Like the fabled phoenix of the ancients, hearing aid dealers and audiologists will once again seek licensing from the Colorado legislature in l995.
Their professional organizations have already begun efforts to get a positive spin. In July, they managed a two-part series on Denver's Channel 2. Unfortunately the video didn't explain how licensing would stop rip-offs.
In fact, the TV reporter who interviewed me couldn't explain why "Sixty Minutes", in its expose of hearing aid rip-offs, chose to feature Arizona and California, two states that license and regulate hearing aid dealers.
Colorado had a ten-year experience with licensing hearing aid dealers. It ended in l986. Only 23 of the l00 legislators serving in l986 are still in office, so this might be the best time to fill in the other 77 on what happened.
The Board of Hearing Aid Dealers bill was adopted in l975 and sponsored by Rep. Art Herzberger. It was renewed in l980 and the statute was amended and continued. By l985, the Dept. of Regulatory Agency (DORA) summarized in review :
The State Auditor's l980 Sunset review showed NO hearing aid dealers licenses denied, suspended or revoked from l976 through l979. The board, in legislative committee hearings, was admonished to do a better job of protecting the consumers and they promised to do so. As of June, l985, there were 240 licensed hearing aid dealers. No disciplinary actions had been taken and the board had not denied any licensees on disciplinary grounds.
DORA concluded: "The board has been an ineffective enforcement tool...no disciplinary actions have ever been taken in the ten years the board has existed...the board has yet to revoke or suspend a license or issue a letter of admonition."
The department recommended abolishing the board, but urged the legislature to keep and enlarge the consumer protections for buyers, using the Colorado Consumer Protection Act as the vehicle.
The bill, replacing the licensing law with the protection act was introduced by then-Rep. Bill Owens and passed, defeating opposition by the dealers and their lobbyist Freda Poundstone.
Protections under the Ownes bill and later revisions ranged from a 30-day recission period to injunctive remedies and what is now a Class 6 felony for criminal violations. Violations leading to damages ranged from the lack of a physician referral to selling a used hearing aid as new.
Among the loopholes pointed out in the l985 DORA report: An examination was required under the law, but the law was written so that an applicant who did not pass the examination but met other requirements could receive a temporary permit for up to fourteen months, with only forty hours of personal supervision. DORA concluded: "Someone who does not even pass the qualifying examination may practice without supervision for up to 59 weeks. That does not constitute effective screening of unqualified people."

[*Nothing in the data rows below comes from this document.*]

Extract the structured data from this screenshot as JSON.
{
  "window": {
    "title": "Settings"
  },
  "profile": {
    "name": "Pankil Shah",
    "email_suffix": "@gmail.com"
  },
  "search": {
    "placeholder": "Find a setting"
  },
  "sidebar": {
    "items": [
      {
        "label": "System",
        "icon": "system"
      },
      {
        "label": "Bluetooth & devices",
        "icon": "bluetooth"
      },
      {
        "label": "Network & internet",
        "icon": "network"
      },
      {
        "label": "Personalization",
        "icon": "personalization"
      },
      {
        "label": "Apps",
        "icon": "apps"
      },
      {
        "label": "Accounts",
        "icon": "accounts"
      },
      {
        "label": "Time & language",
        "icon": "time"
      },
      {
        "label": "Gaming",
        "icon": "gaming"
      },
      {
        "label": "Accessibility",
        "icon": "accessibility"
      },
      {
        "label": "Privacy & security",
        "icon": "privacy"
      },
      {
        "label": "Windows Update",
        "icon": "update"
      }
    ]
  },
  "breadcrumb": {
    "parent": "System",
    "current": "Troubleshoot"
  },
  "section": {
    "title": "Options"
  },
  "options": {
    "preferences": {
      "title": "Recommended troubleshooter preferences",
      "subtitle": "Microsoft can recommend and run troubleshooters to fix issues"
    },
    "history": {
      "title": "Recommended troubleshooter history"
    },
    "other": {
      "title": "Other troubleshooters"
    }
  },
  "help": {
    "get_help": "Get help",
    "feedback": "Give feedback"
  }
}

Another loophole our Sunset committee discovered during testimony was that even though the law specified the requirement of physician referral, dealers were circumventing that by use of a boiler-plate contract foisted on consumers. The chairman of the dealers board admitted to the legislative committee that he almost always used the boiler-plate contract.
In l99l, the Sunrise-Sunset committee considered a sunrise application for audiologists, speech pathology, and hearing aid dispensers. The DORA review did find a large number of consumer complaints, and recommended placing responsibility for the regulation of hearing aids as medical devices in the Department of Health through the Colorado Food and Drug Act. DORA recommended licensing hearing aid dispensers and audiologists who dispense hearing aids through the Dept. of Health.

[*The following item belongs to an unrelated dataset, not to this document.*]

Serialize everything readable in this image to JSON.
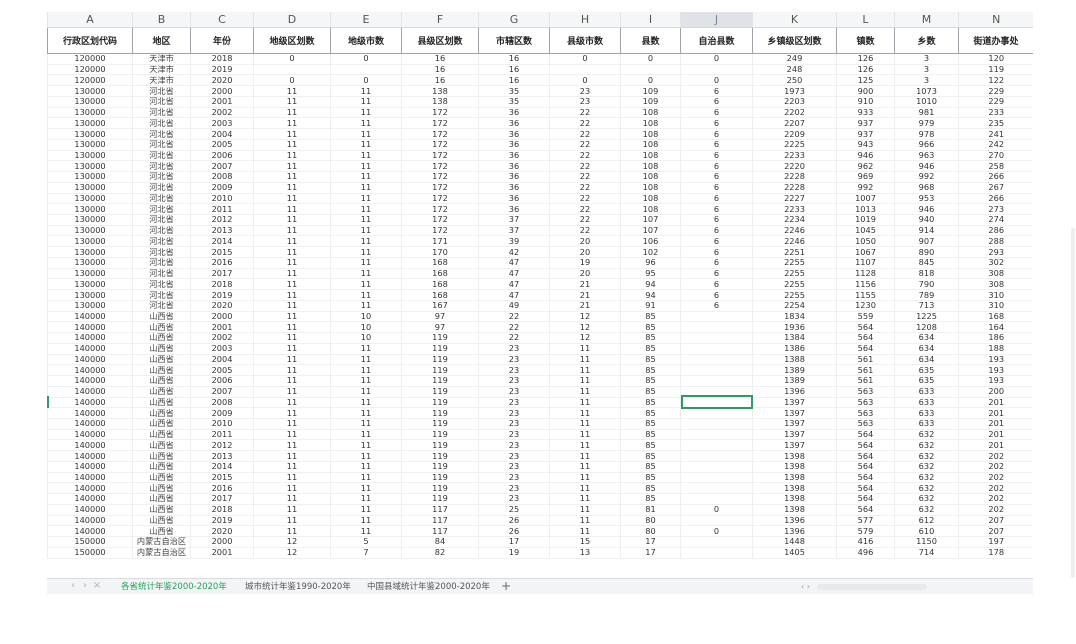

DORA wrote it was acting based on concerns from the Consumer Fraud Division of the Attorney General's office. One significant comment was "The attorney general's office suggested an escrow account to better ensure that reimbursement for unuseable hearing aids during the recission period is forthcoming."
As the bill was considered, a turf fight erupted from "Colorado Front Range Educational Group" who asked Sen. Bob Schaffer, the bill's sponsor "that audiologists and other individuals practicing within the schools be exempt."
The original bill considered by the Sunrise committee in l99l would have required stiff language for entering and staying in the occupation, and placed regulation under DORA. Those who would have been regulated then began fighting over turf and who should be exempt, so the committee switched to further strengthening the Consumer Protection Act.
The Sunrise committee hearing on this licensing bill is scheduled for Thursday, Sept. 7 in House Committee Room ll2. As of the date this column is printed, the DORA Sunrise review had not been released, so I don't know what the recommendation will be. But assuming the report is consistent with the l99l version, the committee will be looking at licensing or registration.
In my opinion, the WORST approach the committee could use would be to treat this as an "ordinary" event. Colorado HAD ten years of proof that these people will NOT protect the public through a board. Is Charlie Brown going to ask Lucy to hold the football again? If the Sunrise review determines licensing or registration is appropriate, I would suggest any bill include the following:
Jerry Kopel writes a column for the Statesman based on 22 years past experience as a state legislator. He was chief sponsor of the original Sunrise-Sunset law, and served eight years on the committee.
Copyright 2015 Jerry Kopel & David Kopel